I love its proximity to the city (Boston) and I feel that there is a diversity here that I really like. There is a strong community feeling, something that I have learned more in the last few weeks than I knew. In some ways, that might have made me more nervous about opening the doors if I had known how invested the neighborhood is in this area and I get the feeling that they have strong ideas and expectations.

As a new business owner yourself, what advice would you give anyone who is thinking about starting a business in Milton?

Milton needs more businesses that are small, personal and unique. We have our share of storefronts in the town taken up by merchants who aren’t doing anything for the community. They could be based anywhere but they occupy prime retail locations. There could be more innovative and unique businesses that would do well here. All of the local business owners have come in and made us feel welcome, that makes us feel good. There is strong core community of individually owned businesses that would be happy to see more unique merchants opening.

Is the first ‘Plate’?

(Laughs) You’re not the first person to ask me that. Right now, I really want to focus on this location and realize what it is we are going to be. There’s a lot more that we can do; we want to open a couple of nights a week and the community has said that they would like that to happen. At the same time, we can’t be everything to everybody. We have limited kitchen space but we seem to have struck a chord with our food that could easily go into other places.

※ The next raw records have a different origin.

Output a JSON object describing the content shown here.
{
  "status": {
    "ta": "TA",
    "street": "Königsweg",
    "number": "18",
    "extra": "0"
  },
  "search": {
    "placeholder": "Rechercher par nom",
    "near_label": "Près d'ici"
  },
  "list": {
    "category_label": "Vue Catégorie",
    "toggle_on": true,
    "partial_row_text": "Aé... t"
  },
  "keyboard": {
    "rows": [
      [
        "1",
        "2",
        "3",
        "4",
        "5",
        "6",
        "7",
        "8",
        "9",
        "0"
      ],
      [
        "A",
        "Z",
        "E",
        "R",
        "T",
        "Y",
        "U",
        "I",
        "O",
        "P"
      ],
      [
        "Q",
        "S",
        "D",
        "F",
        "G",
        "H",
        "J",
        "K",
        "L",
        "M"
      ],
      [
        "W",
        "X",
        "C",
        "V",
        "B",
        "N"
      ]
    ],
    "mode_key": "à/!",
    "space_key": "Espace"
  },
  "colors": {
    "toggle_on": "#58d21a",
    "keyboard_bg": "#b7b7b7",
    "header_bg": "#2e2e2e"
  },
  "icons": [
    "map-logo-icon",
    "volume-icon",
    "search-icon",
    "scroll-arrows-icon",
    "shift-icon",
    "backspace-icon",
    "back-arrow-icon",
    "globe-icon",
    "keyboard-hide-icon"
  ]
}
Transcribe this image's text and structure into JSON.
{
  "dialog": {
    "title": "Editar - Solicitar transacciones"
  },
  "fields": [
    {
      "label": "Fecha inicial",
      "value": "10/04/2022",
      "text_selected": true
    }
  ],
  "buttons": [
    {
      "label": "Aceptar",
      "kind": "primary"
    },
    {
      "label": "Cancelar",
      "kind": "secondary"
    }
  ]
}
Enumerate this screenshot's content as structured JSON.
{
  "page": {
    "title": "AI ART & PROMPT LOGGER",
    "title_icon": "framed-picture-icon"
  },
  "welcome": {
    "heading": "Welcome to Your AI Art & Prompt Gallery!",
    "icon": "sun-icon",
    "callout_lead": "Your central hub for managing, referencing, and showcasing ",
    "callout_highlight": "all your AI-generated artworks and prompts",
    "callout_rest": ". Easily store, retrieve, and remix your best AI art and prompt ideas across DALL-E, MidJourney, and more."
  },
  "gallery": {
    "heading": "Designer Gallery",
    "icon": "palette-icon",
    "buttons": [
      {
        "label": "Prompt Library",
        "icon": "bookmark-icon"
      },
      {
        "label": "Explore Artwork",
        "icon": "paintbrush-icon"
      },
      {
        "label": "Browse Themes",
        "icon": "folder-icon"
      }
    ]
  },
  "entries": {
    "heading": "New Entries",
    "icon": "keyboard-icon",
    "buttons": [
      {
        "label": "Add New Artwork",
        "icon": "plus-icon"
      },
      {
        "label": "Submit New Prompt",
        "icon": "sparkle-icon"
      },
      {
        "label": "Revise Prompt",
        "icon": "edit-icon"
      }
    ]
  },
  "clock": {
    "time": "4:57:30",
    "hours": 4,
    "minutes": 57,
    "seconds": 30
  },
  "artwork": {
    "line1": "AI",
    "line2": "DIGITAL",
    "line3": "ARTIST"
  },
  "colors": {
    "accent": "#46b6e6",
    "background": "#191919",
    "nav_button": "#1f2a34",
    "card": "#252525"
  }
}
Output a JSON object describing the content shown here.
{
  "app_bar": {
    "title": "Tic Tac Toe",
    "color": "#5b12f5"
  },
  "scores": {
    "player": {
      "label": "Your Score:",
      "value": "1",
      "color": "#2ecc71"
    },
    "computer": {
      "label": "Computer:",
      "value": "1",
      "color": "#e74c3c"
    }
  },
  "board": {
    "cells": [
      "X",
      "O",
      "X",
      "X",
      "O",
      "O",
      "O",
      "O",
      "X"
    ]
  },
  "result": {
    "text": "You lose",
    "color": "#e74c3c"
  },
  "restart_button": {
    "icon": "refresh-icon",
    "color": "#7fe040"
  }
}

We’re focused on being here; we want the food to be consistent, the quality to be great and to cook seasonally. We have only been open a few weeks but I do want to change some things. I am conscious that we are new; we will change…but a lot will stay just the same.

Share This Article